- You’ve been driving your kids to Karate class, tournaments and camps for years.
- You’ve spent boatloads of money on uniforms, belts, gradings and equipment.
- You’ve invested hundreds of hours to relentlessly push your kids to the limit.
Just like that.
You’re heartbroken. Flabbergasted. Why?!
You try to talk to them. You try to convince them to continue. You tell them they’ve come too far to quit now – give it another shot, kiddo!
But nothing works.
When a child makes her mind up, there’s not much you can do really.
Naturally, you start to blame yourself.
“What did I do wrong? Why did this happen? Am I not a good parent? I bought the best trainers, the best gear, the best…”
Just stop it.
I’ll tell you what you did wrong:
You got so spellbound by performance, glory, spotless track records, pride, success and hard work that you forgot what TRULY matters.
Now repeat after me:
- Kids are not a physical manifestation of my own unfulfilled childhood dreams.
In my years as a Karate teacher and coach, growing up in a martial arts family myself, I’ve witnessed too many talented kids get their enthusiasm sucked dry by well-meaning parents who unknowingly treat their kids as human bricks in a game of parental glory.
And it sickens my stomach.
If your kids’ success – whether in Karate, hockey, academics or football – is just another status symbol for you, then you should prepare to face a sh*tstorm of consequences once they grow old enough to understand this.
But don’t worry.
There’s still hope left.
According to psychological research, there are scientifically proven phrases that parents can use with their kids to ensure they stay motivated and super happy with their performance – no matter if they’re playing piano, throwing balls or kicking ass.
The top three statements moms/dads can make as their kids perform are:
- “Have fun.”
- “Do your best.”
- “I love you.”
- “Did you have fun?”
- “I’m proud of you.”
- “I love you.”
Elite coaches B. E. Brown and R. Miller of Proactive Coaching LLC once conducted a three decade long survey, asking successful college athletes what their parents said that made them feel best when they played sports as kids.
Guess what their #1 answer was?
A simple phrase consisting of six magical words:

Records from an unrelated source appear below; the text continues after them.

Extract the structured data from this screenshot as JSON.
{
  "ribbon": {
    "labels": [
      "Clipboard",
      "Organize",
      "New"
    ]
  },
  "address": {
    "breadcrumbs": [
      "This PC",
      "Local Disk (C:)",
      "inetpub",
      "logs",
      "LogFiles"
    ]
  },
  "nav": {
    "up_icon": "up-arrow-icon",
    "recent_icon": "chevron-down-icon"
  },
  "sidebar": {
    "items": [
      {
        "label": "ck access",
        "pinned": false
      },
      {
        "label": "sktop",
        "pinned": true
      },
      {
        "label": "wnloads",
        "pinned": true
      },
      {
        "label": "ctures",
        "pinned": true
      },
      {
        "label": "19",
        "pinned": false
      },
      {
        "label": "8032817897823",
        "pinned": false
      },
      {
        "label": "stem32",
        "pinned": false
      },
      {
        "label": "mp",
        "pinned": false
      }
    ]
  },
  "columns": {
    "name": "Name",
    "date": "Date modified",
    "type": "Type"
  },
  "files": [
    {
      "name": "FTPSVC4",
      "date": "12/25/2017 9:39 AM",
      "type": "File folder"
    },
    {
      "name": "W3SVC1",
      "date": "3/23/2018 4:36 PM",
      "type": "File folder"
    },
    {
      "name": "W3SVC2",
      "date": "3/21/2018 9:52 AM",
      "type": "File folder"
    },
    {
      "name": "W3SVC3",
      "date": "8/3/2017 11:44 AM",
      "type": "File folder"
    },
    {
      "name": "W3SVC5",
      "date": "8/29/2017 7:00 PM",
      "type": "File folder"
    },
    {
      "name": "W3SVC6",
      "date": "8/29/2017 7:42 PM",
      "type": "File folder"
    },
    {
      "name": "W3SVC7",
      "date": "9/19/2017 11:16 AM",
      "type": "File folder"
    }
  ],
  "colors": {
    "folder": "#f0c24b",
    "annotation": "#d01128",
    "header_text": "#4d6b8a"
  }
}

“I love to watch you practice.”
Nothing aggrandizing like “you’re the champ,” or discouraging like “try harder”. Not even a deceptively supporting “here’s a couple of things you can improve.”
“I love to watch you practice!”
Simple, elegant and incredibly powerful.
This 6-word phrase, dear Karate parents, is the key to ensuring your kids will love to practice Karate for years to come – with grades, belts, accolades and trophies acting as natural byproducts – not goals.
The only thing your kids really want is your undivided attention and approval anyway.
So give it to them.
Tell them: “I love to watch you practice.”
Since they love you back, the rest will take care of itself.
Greatness cannot be forced upon anyone.
It grows from the joy of practice.